"I’d like to believe we were all so smart that within seconds we were convinced that we were witnessing the start of a miracle resurgence. But it wasn’t quite like that.”
Once the computer was on the fast-track to production, the group was called together once again to come up with a name for the revolutionary device.
Segall recounts Steve Jobs saying to the group, “We already have a name we like a lot, but I want you guys to see if you can beat it. The name is ‘MacMan.’ ”
After comparing the name to both Sony's Walkman and the popular arcade game PacMan Segall suggested the name that finally stuck: iMac.
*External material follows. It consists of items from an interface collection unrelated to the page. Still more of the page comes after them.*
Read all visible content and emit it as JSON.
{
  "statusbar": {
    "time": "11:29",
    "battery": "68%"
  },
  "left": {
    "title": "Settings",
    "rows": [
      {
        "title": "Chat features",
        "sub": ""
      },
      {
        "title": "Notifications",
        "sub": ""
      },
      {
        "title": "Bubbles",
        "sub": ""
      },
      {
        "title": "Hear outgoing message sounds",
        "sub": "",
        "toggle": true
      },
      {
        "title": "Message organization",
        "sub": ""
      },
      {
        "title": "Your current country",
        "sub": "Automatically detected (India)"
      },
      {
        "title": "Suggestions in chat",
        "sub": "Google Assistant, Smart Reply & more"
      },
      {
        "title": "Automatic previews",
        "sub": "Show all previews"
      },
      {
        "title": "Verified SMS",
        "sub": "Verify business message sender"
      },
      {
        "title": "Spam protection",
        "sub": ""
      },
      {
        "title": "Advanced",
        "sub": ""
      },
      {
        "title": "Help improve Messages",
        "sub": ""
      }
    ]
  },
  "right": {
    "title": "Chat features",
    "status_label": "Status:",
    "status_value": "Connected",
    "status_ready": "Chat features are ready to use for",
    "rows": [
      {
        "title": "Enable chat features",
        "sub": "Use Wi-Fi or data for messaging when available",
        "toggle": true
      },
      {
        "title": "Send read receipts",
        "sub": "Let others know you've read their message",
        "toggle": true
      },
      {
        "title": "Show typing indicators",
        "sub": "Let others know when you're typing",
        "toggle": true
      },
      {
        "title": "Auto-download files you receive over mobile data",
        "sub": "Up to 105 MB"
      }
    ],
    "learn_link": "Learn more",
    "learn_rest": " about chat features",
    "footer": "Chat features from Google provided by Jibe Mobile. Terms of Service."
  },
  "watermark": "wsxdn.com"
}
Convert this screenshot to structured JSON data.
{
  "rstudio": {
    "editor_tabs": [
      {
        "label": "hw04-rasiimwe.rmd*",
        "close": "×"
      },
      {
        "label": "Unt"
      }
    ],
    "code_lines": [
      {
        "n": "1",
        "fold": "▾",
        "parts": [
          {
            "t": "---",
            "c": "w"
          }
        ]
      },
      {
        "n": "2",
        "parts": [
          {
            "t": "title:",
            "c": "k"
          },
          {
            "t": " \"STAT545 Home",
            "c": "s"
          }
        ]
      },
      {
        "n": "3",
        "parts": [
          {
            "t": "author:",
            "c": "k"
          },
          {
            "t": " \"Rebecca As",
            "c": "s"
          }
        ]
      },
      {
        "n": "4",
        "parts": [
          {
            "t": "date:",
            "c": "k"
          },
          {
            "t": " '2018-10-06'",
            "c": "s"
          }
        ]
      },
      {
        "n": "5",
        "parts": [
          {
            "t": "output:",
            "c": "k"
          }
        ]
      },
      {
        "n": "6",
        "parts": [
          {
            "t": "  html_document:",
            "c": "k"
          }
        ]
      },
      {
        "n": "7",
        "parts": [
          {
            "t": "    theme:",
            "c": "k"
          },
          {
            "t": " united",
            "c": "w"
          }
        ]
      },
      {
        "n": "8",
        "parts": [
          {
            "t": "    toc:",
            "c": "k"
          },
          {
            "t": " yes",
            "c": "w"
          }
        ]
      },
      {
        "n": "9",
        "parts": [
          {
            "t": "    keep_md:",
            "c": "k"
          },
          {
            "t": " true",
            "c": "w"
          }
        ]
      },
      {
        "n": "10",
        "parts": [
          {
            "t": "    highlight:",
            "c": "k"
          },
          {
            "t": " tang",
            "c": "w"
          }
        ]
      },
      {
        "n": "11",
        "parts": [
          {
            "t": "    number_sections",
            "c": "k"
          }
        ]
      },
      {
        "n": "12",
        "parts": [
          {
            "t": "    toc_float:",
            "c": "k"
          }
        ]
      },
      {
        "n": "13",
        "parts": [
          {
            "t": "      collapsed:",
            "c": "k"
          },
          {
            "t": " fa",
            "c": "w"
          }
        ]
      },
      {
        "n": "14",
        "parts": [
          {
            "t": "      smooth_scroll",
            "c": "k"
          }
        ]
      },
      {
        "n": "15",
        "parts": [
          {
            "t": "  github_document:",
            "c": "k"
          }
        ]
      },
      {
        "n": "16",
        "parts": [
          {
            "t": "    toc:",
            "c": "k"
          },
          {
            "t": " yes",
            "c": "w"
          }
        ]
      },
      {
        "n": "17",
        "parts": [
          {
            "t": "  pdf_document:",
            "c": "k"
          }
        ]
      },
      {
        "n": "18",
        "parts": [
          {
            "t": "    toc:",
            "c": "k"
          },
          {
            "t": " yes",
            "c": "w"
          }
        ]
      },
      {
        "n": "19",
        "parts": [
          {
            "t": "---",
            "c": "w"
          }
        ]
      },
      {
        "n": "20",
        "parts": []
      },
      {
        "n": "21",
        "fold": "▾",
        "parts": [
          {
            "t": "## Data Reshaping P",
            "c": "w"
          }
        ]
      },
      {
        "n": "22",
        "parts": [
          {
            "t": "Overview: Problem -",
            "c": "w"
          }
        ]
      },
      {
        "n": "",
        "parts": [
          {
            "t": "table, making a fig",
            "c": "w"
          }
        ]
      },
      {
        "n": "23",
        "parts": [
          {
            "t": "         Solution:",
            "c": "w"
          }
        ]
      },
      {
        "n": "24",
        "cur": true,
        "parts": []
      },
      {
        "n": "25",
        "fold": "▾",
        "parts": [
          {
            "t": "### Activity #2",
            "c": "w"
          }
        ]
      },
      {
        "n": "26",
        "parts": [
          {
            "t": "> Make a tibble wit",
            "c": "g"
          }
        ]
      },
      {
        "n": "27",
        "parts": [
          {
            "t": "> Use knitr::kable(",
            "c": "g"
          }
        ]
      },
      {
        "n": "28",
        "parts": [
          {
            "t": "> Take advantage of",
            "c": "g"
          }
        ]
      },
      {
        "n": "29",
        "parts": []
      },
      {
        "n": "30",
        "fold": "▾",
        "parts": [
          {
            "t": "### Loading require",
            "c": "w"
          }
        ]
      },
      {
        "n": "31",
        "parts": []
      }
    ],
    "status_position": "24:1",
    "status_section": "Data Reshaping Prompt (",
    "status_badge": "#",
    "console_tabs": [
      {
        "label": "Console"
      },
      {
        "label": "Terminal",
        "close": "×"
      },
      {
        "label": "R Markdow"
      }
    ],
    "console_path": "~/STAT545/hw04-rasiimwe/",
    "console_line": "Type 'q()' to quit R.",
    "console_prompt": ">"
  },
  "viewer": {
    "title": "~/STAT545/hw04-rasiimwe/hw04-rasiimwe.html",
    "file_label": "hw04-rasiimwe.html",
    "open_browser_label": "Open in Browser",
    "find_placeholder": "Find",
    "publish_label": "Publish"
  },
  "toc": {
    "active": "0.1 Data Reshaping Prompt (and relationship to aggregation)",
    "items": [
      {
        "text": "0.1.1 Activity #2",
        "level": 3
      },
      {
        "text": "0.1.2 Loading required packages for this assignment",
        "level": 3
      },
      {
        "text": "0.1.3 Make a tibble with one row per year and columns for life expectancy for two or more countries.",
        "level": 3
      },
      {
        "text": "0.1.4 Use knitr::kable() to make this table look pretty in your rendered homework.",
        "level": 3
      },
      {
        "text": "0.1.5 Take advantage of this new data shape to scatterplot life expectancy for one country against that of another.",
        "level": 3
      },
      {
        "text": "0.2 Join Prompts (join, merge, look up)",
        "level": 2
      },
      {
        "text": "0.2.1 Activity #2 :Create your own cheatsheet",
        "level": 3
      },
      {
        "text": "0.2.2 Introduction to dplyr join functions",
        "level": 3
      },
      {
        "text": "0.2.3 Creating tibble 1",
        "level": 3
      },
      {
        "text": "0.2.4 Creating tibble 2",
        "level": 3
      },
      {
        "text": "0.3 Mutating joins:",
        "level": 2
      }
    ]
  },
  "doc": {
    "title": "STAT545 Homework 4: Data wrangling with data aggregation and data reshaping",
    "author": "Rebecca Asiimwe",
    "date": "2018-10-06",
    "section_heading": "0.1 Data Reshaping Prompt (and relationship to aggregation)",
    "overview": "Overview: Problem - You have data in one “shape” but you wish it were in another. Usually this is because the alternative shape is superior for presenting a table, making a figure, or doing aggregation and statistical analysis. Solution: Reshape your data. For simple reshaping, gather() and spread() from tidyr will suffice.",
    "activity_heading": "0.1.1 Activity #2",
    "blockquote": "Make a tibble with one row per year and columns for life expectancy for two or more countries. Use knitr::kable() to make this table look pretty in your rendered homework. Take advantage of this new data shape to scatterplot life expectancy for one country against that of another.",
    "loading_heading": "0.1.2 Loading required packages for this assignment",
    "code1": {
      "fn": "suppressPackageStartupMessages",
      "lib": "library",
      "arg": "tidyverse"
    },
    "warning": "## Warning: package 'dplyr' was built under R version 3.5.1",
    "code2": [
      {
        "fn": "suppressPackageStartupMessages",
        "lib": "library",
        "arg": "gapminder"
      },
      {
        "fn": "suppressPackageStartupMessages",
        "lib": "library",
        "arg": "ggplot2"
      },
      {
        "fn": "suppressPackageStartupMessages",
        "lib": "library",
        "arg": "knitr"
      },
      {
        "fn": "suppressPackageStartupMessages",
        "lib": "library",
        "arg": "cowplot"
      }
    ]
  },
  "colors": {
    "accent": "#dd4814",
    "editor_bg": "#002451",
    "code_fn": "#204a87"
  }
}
Keeping the Mac in the name to let you know who made the computer, and adding the i to indicate that the computer was designed to be used on the internet.
The iMac name was not originally a hit with Jobs. It took a few attempts and a little persuasion to get him to stray from the MacMan name.
Jobs also had the new name silk-screened onto the model of the computer to see how it looked before finally settling on the name, one that would define not only that computer but a legacy of i products in the future.
Would the iMac have been as successful if it had been named MacMan? Let us know your thoughts in the comments.
This story originally published on Mashable here.